This morning, all the tower blocks have their curtains drawn   nets dirtied by tired glass   so high up the only prying eyes belong to God   or the birds   anyway.

It’s hard to know whether day is trying to begin or end   sky so heavy with grey it closes in   as if the ceiling has been let down.


I think that child wore my features   that had I rolled her for CPR perhaps I would have found myself.

I woke swallowing   attempting to take her into the depths of me.


On the grid of boxed-up balconies windows have been left ajar   opening inwards   they take up a little space of their own.

The steady air finds its way   un-intrusive    scent of frying meat
leaks   satiates   sweet rich spices share their passion for summer
heat   solitude could never exist here.

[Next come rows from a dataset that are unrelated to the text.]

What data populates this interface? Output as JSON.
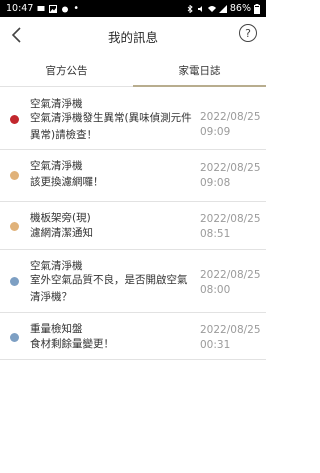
{
  "status_bar": {
    "time": "10:47",
    "battery": "86%"
  },
  "header": {
    "title": "我的訊息",
    "help_label": "?"
  },
  "tabs": [
    {
      "label": "官方公告"
    },
    {
      "label": "家電日誌"
    }
  ],
  "messages": [
    {
      "device": "空氣清淨機",
      "message": "空氣清淨機發生異常(異味偵測元件異常)請檢查！",
      "date": "2022/08/25",
      "time": "09:09",
      "dot_color": "#c2272d"
    },
    {
      "device": "空氣清淨機",
      "message": "該更換濾網囉！",
      "date": "2022/08/25",
      "time": "09:08",
      "dot_color": "#e0b27a"
    },
    {
      "device": "機板架旁(現)",
      "message": "濾網清潔通知",
      "date": "2022/08/25",
      "time": "08:51",
      "dot_color": "#e0b27a"
    },
    {
      "device": "空氣清淨機",
      "message": "室外空氣品質不良，是否開啟空氣清淨機？",
      "date": "2022/08/25",
      "time": "08:00",
      "dot_color": "#7d9fc3"
    },
    {
      "device": "重量檢知盤",
      "message": "食材剩餘量變更！",
      "date": "2022/08/25",
      "time": "00:31",
      "dot_color": "#7d9fc3"
    }
  ]
}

Hi, my name is Talia Randall I am a writer, comedian and poet.


Some people invent

a mythology for their rudeness

instead of bothering to know a person


need an outhouse

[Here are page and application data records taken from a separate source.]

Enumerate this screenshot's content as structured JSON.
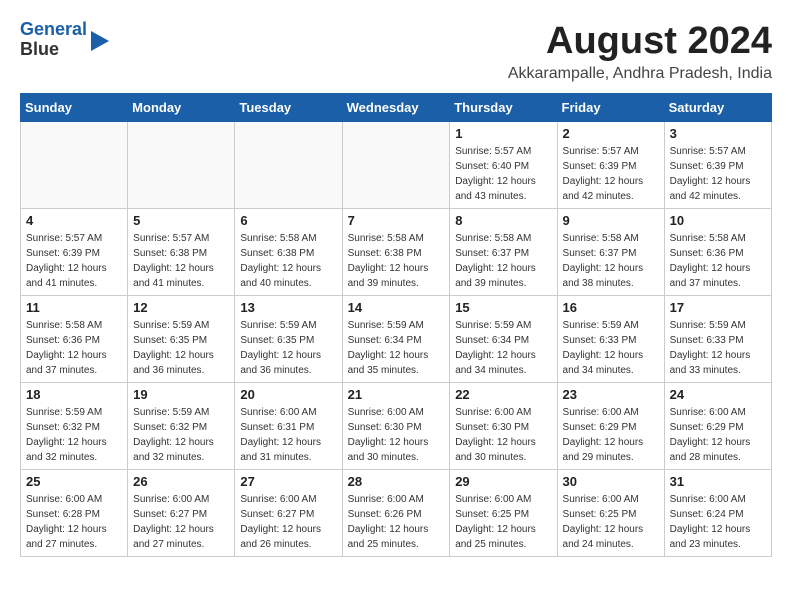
{
  "header": {
    "logo_line1": "General",
    "logo_line2": "Blue",
    "month_title": "August 2024",
    "location": "Akkarampalle, Andhra Pradesh, India"
  },
  "weekdays": [
    "Sunday",
    "Monday",
    "Tuesday",
    "Wednesday",
    "Thursday",
    "Friday",
    "Saturday"
  ],
  "weeks": [
    [
      {
        "day": "",
        "info": ""
      },
      {
        "day": "",
        "info": ""
      },
      {
        "day": "",
        "info": ""
      },
      {
        "day": "",
        "info": ""
      },
      {
        "day": "1",
        "info": "Sunrise: 5:57 AM\nSunset: 6:40 PM\nDaylight: 12 hours\nand 43 minutes."
      },
      {
        "day": "2",
        "info": "Sunrise: 5:57 AM\nSunset: 6:39 PM\nDaylight: 12 hours\nand 42 minutes."
      },
      {
        "day": "3",
        "info": "Sunrise: 5:57 AM\nSunset: 6:39 PM\nDaylight: 12 hours\nand 42 minutes."
      }
    ],
    [
      {
        "day": "4",
        "info": "Sunrise: 5:57 AM\nSunset: 6:39 PM\nDaylight: 12 hours\nand 41 minutes."
      },
      {
        "day": "5",
        "info": "Sunrise: 5:57 AM\nSunset: 6:38 PM\nDaylight: 12 hours\nand 41 minutes."
      },
      {
        "day": "6",
        "info": "Sunrise: 5:58 AM\nSunset: 6:38 PM\nDaylight: 12 hours\nand 40 minutes."
      },
      {
        "day": "7",
        "info": "Sunrise: 5:58 AM\nSunset: 6:38 PM\nDaylight: 12 hours\nand 39 minutes."
      },
      {
        "day": "8",
        "info": "Sunrise: 5:58 AM\nSunset: 6:37 PM\nDaylight: 12 hours\nand 39 minutes."
      },
      {
        "day": "9",
        "info": "Sunrise: 5:58 AM\nSunset: 6:37 PM\nDaylight: 12 hours\nand 38 minutes."
      },
      {
        "day": "10",
        "info": "Sunrise: 5:58 AM\nSunset: 6:36 PM\nDaylight: 12 hours\nand 37 minutes."
      }
    ],
    [
      {
        "day": "11",
        "info": "Sunrise: 5:58 AM\nSunset: 6:36 PM\nDaylight: 12 hours\nand 37 minutes."
      },
      {
        "day": "12",
        "info": "Sunrise: 5:59 AM\nSunset: 6:35 PM\nDaylight: 12 hours\nand 36 minutes."
      },
      {
        "day": "13",
        "info": "Sunrise: 5:59 AM\nSunset: 6:35 PM\nDaylight: 12 hours\nand 36 minutes."
      },
      {
        "day": "14",
        "info": "Sunrise: 5:59 AM\nSunset: 6:34 PM\nDaylight: 12 hours\nand 35 minutes."
      },
      {
        "day": "15",
        "info": "Sunrise: 5:59 AM\nSunset: 6:34 PM\nDaylight: 12 hours\nand 34 minutes."
      },
      {
        "day": "16",
        "info": "Sunrise: 5:59 AM\nSunset: 6:33 PM\nDaylight: 12 hours\nand 34 minutes."
      },
      {
        "day": "17",
        "info": "Sunrise: 5:59 AM\nSunset: 6:33 PM\nDaylight: 12 hours\nand 33 minutes."
      }
    ],
    [
      {
        "day": "18",
        "info": "Sunrise: 5:59 AM\nSunset: 6:32 PM\nDaylight: 12 hours\nand 32 minutes."
      },
      {
        "day": "19",
        "info": "Sunrise: 5:59 AM\nSunset: 6:32 PM\nDaylight: 12 hours\nand 32 minutes."
      },
      {
        "day": "20",
        "info": "Sunrise: 6:00 AM\nSunset: 6:31 PM\nDaylight: 12 hours\nand 31 minutes."
      },
      {
        "day": "21",
        "info": "Sunrise: 6:00 AM\nSunset: 6:30 PM\nDaylight: 12 hours\nand 30 minutes."
      },
      {
        "day": "22",
        "info": "Sunrise: 6:00 AM\nSunset: 6:30 PM\nDaylight: 12 hours\nand 30 minutes."
      },
      {
        "day": "23",
        "info": "Sunrise: 6:00 AM\nSunset: 6:29 PM\nDaylight: 12 hours\nand 29 minutes."
      },
      {
        "day": "24",
        "info": "Sunrise: 6:00 AM\nSunset: 6:29 PM\nDaylight: 12 hours\nand 28 minutes."
      }
    ],
    [
      {
        "day": "25",
        "info": "Sunrise: 6:00 AM\nSunset: 6:28 PM\nDaylight: 12 hours\nand 27 minutes."
      },
      {
        "day": "26",
        "info": "Sunrise: 6:00 AM\nSunset: 6:27 PM\nDaylight: 12 hours\nand 27 minutes."
      },
      {
        "day": "27",
        "info": "Sunrise: 6:00 AM\nSunset: 6:27 PM\nDaylight: 12 hours\nand 26 minutes."
      },
      {
        "day": "28",
        "info": "Sunrise: 6:00 AM\nSunset: 6:26 PM\nDaylight: 12 hours\nand 25 minutes."
      },
      {
        "day": "29",
        "info": "Sunrise: 6:00 AM\nSunset: 6:25 PM\nDaylight: 12 hours\nand 25 minutes."
      },
      {
        "day": "30",
        "info": "Sunrise: 6:00 AM\nSunset: 6:25 PM\nDaylight: 12 hours\nand 24 minutes."
      },
      {
        "day": "31",
        "info": "Sunrise: 6:00 AM\nSunset: 6:24 PM\nDaylight: 12 hours\nand 23 minutes."
      }
    ]
  ]
}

for all their

no but… I was only…


act out kindness

only when they think the heavens are watching,

here we all are on the bus, being god to each other.


Some people auntie themselves to strangers in the toilet,

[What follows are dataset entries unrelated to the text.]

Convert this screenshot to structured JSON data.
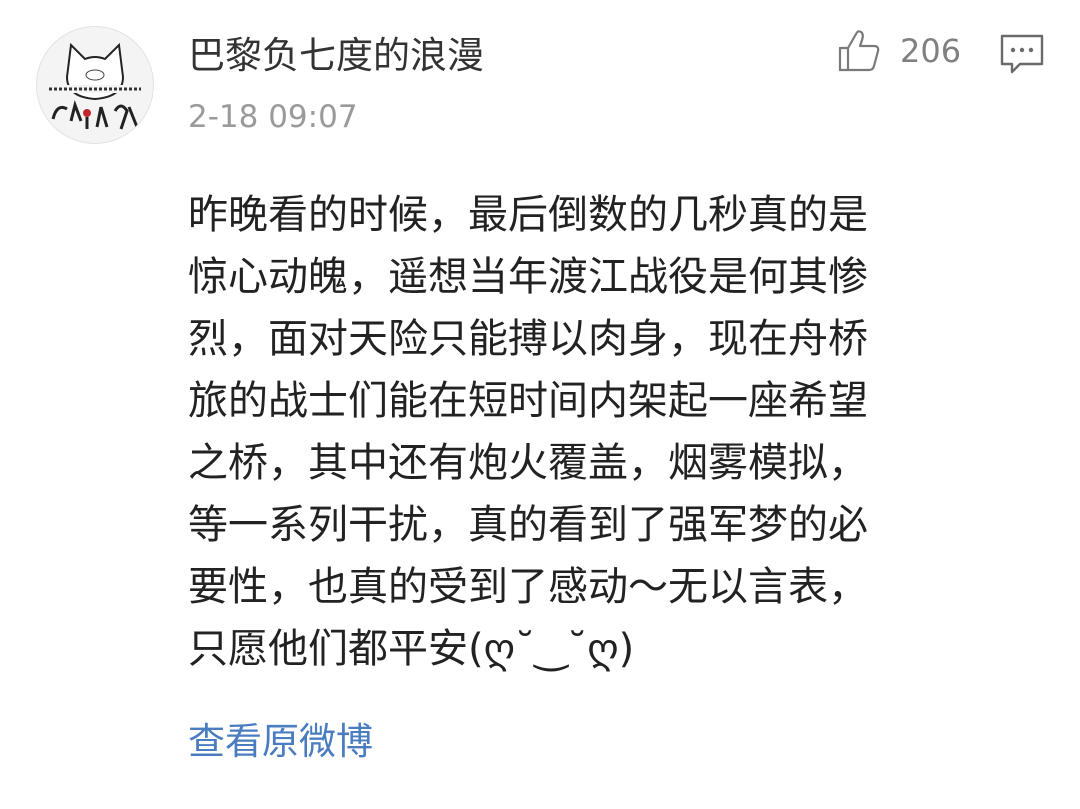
{
  "comment": {
    "author": "巴黎负七度的浪漫",
    "timestamp": "2-18 09:07",
    "likes": "206",
    "body_lines": [
      "昨晚看的时候，最后倒数的几秒真的是",
      "惊心动魄，遥想当年渡江战役是何其惨",
      "烈，面对天险只能搏以肉身，现在舟桥",
      "旅的战士们能在短时间内架起一座希望",
      "之桥，其中还有炮火覆盖，烟雾模拟，",
      "等一系列干扰，真的看到了强军梦的必",
      "要性，也真的受到了感动～无以言表，",
      "只愿他们都平安(ღ˘‿˘ღ)"
    ],
    "view_original_label": "查看原微博"
  },
  "icons": {
    "avatar": "cat-avatar-icon",
    "like": "thumbs-up-icon",
    "reply": "comment-bubble-icon"
  },
  "colors": {
    "text": "#222222",
    "meta": "#9a9a9a",
    "link": "#4a7dbf"
  }
}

smear peanut butter into all of their fractures

then forget to ask for the spoon back.


Some people bury worms

under their beds

in preparation for the afterlife.


Some men

anthropologist themselves

into the mouths of women


forget the atavism of pussies.

Have they never licked their own philtrums

after a dip in the ocean?


Some people exchange their pain

for nectar points. Cash them in for tins of peas

& keep them in the basement for when the big one hits.


I’ve even heard that someone collects the names

of all the daughters whose births were never written

in the records. Where do you think she keeps them all?


Hello! My name is Cecilia Knapp and I’m a poet and playwright.

I Used to Eat KFC Zingers Without Hating Myself 

Order cat litter off Amazon. Light a fig
candle. The clouds are a paper mouth.
Another Tesco express. Someone else
has died on Facebook. The cat licks me.
Feel endorsed. Wonder if my therapist
thinks I’m a brat, imagine her telling me
I’m her favourite. Get sad that cancer
got Alan Rickman. Spray some vitamin d
under my tongue, buy a Himalayan rock
salt candle holder. Get milk drunk
off my oat latte. Man on the Luton train
pushes into me. I ask him to hold me
till I’m gorgeous again. Handle my cat’s
shit. Listen back to my own voice notes

several times. Speculate how carpet shops
still make money. Dreams of dying.
Watch the world’s strongest man.
Imagine my father’s angry prostate.
Most men on this train could kill me.
I’m a pig. I need a pat on the back.
I need a thigh gap. I use emojis to
avoid conflict. Worry I’m a gentrifier.
Watch docs about murdered women.
Mortgages. Cognitive processes. Search
for wifi extra in between tube tunnels to send
a gif that everyone’s seen before. Someone
I know has won an award. I have a memory
of your love like a lodged fish bone. Before
you died, I cut your hair.


I hope you enjoyed today’s episode. If you want to know more about the poets featured there is a link in the episode description, please check out them out, follow their work & if you enjoyed them, let them know, who doesn’t like a well intentioned compliment.

There’s also more info about unislam in the episode description along with a link to the transcript – useful if you want to read the featured poems too.

A little reminder that Cassette Tape Radio is an open sketchbook by me, Talia Randall, with music & audio by Jamie Payne. It’s an eclectic mix of comedy, poetry, short stories & interviews. and this is your first time tuning in here’s a little taster of a previous episode:

(tight rhythm synth + 4/4 funk beat)

(fax machine noise – sounds like internet dial up tone) 

I wanna, I wanna wanna fax you.

I wanna, I wanna wanna fax you.

(bendy synth)

Baby relax, fax to the max.

(climbing chords in a 1980s electro pop synth style + fax machine noise)

What’s your number? What’s your name?

Push my buttons and scan my page.

Lets make a date, to modulate.

Fax me up I’m not engaged.

(Fade out)

– end –